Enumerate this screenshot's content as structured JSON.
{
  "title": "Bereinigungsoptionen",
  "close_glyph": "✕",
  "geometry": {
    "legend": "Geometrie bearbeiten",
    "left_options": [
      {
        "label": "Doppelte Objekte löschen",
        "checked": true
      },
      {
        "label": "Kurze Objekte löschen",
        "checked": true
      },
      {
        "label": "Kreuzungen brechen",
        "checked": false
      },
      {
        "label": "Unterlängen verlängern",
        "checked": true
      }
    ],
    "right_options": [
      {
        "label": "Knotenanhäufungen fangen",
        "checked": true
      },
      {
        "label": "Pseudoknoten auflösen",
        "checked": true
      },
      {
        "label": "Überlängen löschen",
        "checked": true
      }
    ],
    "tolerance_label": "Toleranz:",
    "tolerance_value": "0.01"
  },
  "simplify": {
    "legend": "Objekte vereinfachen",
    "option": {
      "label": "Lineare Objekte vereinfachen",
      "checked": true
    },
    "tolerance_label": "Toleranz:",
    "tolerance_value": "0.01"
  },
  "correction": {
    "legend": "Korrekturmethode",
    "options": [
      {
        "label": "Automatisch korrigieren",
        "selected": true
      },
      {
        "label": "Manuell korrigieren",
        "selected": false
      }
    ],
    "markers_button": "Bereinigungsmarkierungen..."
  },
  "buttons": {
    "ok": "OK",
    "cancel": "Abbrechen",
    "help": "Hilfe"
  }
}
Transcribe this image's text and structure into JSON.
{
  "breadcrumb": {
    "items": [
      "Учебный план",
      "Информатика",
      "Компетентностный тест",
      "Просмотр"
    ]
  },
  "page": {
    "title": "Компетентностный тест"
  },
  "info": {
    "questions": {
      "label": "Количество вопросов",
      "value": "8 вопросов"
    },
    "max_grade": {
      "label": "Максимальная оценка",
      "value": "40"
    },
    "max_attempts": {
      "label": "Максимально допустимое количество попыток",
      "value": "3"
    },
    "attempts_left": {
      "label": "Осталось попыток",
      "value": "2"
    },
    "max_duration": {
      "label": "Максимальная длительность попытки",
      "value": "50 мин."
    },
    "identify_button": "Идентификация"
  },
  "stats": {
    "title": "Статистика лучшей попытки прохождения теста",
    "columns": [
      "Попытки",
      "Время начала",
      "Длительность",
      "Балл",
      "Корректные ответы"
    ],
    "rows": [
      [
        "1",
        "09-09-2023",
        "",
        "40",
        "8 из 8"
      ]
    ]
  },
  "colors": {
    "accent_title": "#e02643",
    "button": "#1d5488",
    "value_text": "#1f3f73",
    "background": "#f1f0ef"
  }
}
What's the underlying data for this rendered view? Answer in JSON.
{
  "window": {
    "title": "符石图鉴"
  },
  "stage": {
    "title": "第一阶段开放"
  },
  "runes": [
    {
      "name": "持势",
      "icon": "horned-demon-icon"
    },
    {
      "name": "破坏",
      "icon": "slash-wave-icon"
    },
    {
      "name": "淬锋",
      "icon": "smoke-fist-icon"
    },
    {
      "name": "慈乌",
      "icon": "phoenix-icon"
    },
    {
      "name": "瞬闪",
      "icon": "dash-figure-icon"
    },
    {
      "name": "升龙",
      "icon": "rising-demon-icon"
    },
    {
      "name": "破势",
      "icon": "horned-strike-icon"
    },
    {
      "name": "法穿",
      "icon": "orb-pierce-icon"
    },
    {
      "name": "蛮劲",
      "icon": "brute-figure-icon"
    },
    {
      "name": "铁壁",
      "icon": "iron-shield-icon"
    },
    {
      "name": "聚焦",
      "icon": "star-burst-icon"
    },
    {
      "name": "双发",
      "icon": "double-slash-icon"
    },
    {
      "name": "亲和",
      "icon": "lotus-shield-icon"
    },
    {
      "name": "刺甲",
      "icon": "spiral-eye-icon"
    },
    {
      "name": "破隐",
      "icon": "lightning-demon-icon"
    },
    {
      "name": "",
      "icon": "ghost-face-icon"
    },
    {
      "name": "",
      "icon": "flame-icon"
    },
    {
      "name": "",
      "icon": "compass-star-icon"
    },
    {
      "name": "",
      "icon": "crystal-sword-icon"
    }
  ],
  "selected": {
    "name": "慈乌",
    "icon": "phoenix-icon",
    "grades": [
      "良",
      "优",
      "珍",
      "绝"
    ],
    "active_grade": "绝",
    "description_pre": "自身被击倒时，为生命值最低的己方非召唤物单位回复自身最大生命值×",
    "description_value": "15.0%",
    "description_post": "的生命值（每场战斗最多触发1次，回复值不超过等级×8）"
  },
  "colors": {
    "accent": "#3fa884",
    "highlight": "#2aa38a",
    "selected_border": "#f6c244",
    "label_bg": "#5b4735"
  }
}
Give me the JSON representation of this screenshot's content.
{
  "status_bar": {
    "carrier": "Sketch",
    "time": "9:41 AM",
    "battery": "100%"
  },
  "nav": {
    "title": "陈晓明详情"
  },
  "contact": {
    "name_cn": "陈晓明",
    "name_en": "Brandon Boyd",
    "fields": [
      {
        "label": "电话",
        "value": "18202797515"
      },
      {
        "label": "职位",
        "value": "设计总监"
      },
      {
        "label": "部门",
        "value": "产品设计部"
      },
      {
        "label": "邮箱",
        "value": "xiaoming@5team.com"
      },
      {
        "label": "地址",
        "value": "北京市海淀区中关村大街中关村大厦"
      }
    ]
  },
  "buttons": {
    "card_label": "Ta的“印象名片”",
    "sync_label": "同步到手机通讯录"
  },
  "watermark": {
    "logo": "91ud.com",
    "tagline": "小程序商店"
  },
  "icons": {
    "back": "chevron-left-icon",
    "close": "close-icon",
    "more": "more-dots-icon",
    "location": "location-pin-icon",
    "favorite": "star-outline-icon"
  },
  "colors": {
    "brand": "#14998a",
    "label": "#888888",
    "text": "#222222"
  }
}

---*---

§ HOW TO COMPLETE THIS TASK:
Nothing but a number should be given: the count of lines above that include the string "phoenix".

§ EXERCISE RESPONSE:
2